[Web page and app entries]

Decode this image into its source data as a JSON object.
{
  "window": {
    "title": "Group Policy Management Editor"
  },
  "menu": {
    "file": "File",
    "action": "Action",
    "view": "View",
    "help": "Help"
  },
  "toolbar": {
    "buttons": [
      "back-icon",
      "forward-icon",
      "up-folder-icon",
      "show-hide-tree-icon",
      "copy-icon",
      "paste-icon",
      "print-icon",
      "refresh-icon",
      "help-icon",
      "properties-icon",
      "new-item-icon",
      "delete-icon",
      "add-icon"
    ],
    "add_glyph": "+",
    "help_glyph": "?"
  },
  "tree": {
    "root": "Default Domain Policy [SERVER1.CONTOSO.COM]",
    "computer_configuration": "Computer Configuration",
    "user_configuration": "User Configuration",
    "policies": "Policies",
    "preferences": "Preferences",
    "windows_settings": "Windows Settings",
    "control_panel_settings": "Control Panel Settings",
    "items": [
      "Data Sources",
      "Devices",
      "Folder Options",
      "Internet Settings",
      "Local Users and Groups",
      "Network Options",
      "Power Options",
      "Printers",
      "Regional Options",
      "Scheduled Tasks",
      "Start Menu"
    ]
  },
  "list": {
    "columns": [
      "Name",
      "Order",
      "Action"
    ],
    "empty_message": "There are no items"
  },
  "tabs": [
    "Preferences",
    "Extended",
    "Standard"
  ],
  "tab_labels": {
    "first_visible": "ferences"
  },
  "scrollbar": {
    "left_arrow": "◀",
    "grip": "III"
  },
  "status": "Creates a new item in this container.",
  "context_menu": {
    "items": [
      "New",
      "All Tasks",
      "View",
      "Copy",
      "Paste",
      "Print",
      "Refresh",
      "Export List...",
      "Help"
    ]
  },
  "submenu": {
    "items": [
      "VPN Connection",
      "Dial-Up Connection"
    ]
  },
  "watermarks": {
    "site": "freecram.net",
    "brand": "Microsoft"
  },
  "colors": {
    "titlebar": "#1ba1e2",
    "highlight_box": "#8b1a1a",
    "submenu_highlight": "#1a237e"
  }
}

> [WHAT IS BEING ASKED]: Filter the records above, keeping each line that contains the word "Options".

> [YOUR SOLUTION]:
      "Folder Options",
      "Network Options",
      "Power Options",
      "Regional Options",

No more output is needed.